> Task to carry out: Copy out every line of the data that has the word "JSON" somewhere in it.

> Data section:
○ ○ ○ ○ ○

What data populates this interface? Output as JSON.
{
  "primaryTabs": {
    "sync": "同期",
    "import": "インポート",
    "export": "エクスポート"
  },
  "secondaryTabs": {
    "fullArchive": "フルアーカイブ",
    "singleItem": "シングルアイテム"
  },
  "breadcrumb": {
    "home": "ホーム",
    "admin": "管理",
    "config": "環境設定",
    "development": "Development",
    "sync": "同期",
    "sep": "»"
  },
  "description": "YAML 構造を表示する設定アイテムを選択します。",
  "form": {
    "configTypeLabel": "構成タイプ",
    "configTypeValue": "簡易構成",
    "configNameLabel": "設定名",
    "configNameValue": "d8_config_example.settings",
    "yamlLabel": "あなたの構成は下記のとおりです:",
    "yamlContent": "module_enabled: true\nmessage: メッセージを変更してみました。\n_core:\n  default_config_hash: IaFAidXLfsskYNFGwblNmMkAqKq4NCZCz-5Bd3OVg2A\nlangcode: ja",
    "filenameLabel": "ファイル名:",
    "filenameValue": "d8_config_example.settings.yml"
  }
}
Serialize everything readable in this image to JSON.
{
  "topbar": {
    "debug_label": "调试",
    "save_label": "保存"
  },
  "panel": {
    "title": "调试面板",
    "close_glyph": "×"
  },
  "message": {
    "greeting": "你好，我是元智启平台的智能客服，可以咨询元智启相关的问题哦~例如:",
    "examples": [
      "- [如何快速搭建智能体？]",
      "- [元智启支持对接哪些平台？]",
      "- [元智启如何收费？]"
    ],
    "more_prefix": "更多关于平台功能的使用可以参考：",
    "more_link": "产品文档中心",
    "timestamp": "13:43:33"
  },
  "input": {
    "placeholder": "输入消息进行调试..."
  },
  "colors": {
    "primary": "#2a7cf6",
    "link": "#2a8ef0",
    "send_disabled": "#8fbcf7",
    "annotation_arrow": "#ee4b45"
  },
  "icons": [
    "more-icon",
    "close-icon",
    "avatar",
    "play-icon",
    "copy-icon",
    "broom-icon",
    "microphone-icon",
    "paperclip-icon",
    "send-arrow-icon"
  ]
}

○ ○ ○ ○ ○

> Answer:
What data populates this interface? Output as JSON.
Serialize everything readable in this image to JSON.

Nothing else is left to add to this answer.